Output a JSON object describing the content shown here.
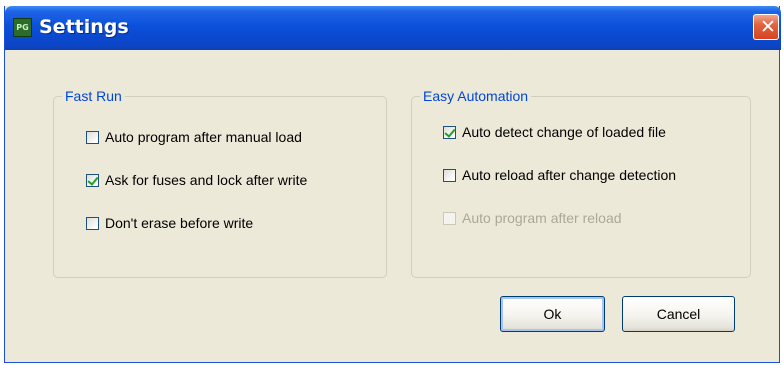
{
  "window": {
    "title": "Settings",
    "app_icon_text": "PG",
    "close_glyph": "✕"
  },
  "fast_run": {
    "legend": "Fast Run",
    "options": [
      {
        "label": "Auto program after manual load",
        "checked": false,
        "enabled": true
      },
      {
        "label": "Ask for fuses and lock after write",
        "checked": true,
        "enabled": true
      },
      {
        "label": "Don't erase before write",
        "checked": false,
        "enabled": true
      }
    ]
  },
  "easy_automation": {
    "legend": "Easy Automation",
    "options": [
      {
        "label": "Auto detect change of loaded file",
        "checked": true,
        "enabled": true
      },
      {
        "label": "Auto reload after change detection",
        "checked": false,
        "enabled": true
      },
      {
        "label": "Auto program after reload",
        "checked": false,
        "enabled": false
      }
    ]
  },
  "buttons": {
    "ok_label": "Ok",
    "cancel_label": "Cancel"
  },
  "colors": {
    "titlebar": "#0a49d0",
    "dialog_bg": "#ece9d8",
    "legend_text": "#0046d5",
    "check_mark": "#21a121",
    "disabled_text": "#aca899"
  },
  "icons": {
    "app": "pg-app-icon",
    "close": "close-icon",
    "check": "check-mark-icon"
  }
}
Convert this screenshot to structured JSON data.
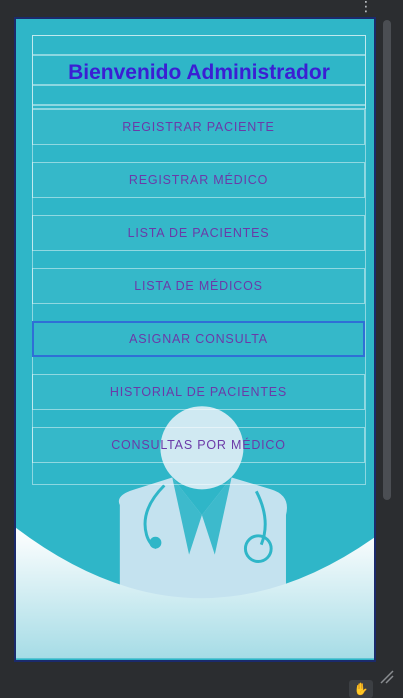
{
  "app": {
    "title": "Bienvenido Administrador",
    "menu_items": [
      {
        "label": "REGISTRAR PACIENTE"
      },
      {
        "label": "REGISTRAR MÉDICO"
      },
      {
        "label": "LISTA DE PACIENTES"
      },
      {
        "label": "LISTA DE MÉDICOS"
      },
      {
        "label": "ASIGNAR CONSULTA",
        "selected": true
      },
      {
        "label": "HISTORIAL DE PACIENTES"
      },
      {
        "label": "CONSULTAS POR MÉDICO"
      }
    ]
  },
  "chrome": {
    "kebab_icon": "⋮",
    "hand_icon": "✋"
  },
  "colors": {
    "screen_bg": "#2fb6c8",
    "title": "#3b1ed3",
    "button_text": "#6b3aa8",
    "selected_outline": "#2f6fd6",
    "frame": "#1b2a6b",
    "ide_bg": "#2b2d30"
  }
}
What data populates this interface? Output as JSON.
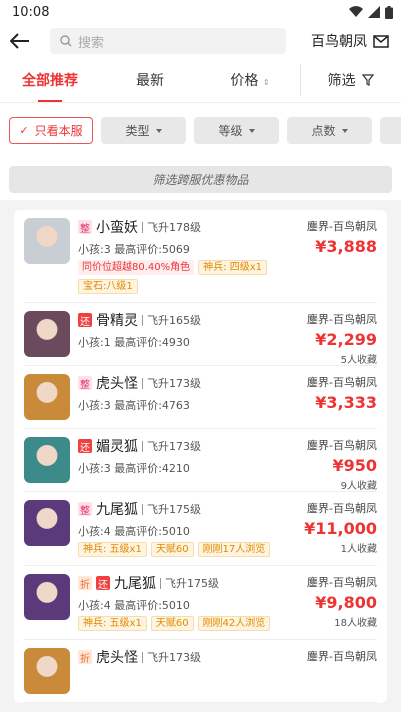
{
  "status": {
    "time": "10:08"
  },
  "header": {
    "search_placeholder": "搜索",
    "server": "百鸟朝凤"
  },
  "tabs": [
    "全部推荐",
    "最新",
    "价格",
    "筛选"
  ],
  "filters": {
    "own_server": "只看本服",
    "dropdowns": [
      "类型",
      "等级",
      "点数"
    ]
  },
  "cross_server": "筛选跨服优惠物品",
  "items": [
    {
      "tags": [
        "整"
      ],
      "name": "小蛮妖",
      "level": "飞升178级",
      "info": "小孩:3 最高评价:5069",
      "badges": [
        {
          "text": "同价位超越80.40%角色",
          "type": "red"
        },
        {
          "text": "神兵: 四级x1",
          "type": "gold"
        },
        {
          "text": "宝石:八级1",
          "type": "gold"
        }
      ],
      "server": "鏖界-百鸟朝凤",
      "price": "¥3,888",
      "fav": "",
      "avatar": "#c9cdd4"
    },
    {
      "tags": [
        "还"
      ],
      "name": "骨精灵",
      "level": "飞升165级",
      "info": "小孩:1 最高评价:4930",
      "badges": [],
      "server": "鏖界-百鸟朝凤",
      "price": "¥2,299",
      "fav": "5人收藏",
      "avatar": "#6a4a5c"
    },
    {
      "tags": [
        "整"
      ],
      "name": "虎头怪",
      "level": "飞升173级",
      "info": "小孩:3 最高评价:4763",
      "badges": [],
      "server": "鏖界-百鸟朝凤",
      "price": "¥3,333",
      "fav": "",
      "avatar": "#c98a3a"
    },
    {
      "tags": [
        "还"
      ],
      "name": "媚灵狐",
      "level": "飞升173级",
      "info": "小孩:3 最高评价:4210",
      "badges": [],
      "server": "鏖界-百鸟朝凤",
      "price": "¥950",
      "fav": "9人收藏",
      "avatar": "#3d8a8a"
    },
    {
      "tags": [
        "整"
      ],
      "name": "九尾狐",
      "level": "飞升175级",
      "info": "小孩:4 最高评价:5010",
      "badges": [
        {
          "text": "神兵: 五级x1",
          "type": "gold"
        },
        {
          "text": "天赋60",
          "type": "gold"
        },
        {
          "text": "刚刚17人浏览",
          "type": "gold"
        }
      ],
      "server": "鏖界-百鸟朝凤",
      "price": "¥11,000",
      "fav": "1人收藏",
      "avatar": "#5a3a7a"
    },
    {
      "tags": [
        "折",
        "还"
      ],
      "name": "九尾狐",
      "level": "飞升175级",
      "info": "小孩:4 最高评价:5010",
      "badges": [
        {
          "text": "神兵: 五级x1",
          "type": "gold"
        },
        {
          "text": "天赋60",
          "type": "gold"
        },
        {
          "text": "刚刚42人浏览",
          "type": "gold"
        }
      ],
      "server": "鏖界-百鸟朝凤",
      "price": "¥9,800",
      "fav": "18人收藏",
      "avatar": "#5a3a7a"
    },
    {
      "tags": [
        "折"
      ],
      "name": "虎头怪",
      "level": "飞升173级",
      "info": "",
      "badges": [],
      "server": "鏖界-百鸟朝凤",
      "price": "",
      "fav": "",
      "avatar": "#c98a3a"
    }
  ]
}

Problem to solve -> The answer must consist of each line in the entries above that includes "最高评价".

Answer ->
      "info": "小孩:3 最高评价:5069",
      "info": "小孩:1 最高评价:4930",
      "info": "小孩:3 最高评价:4763",
      "info": "小孩:3 最高评价:4210",
      "info": "小孩:4 最高评价:5010",
      "info": "小孩:4 最高评价:5010",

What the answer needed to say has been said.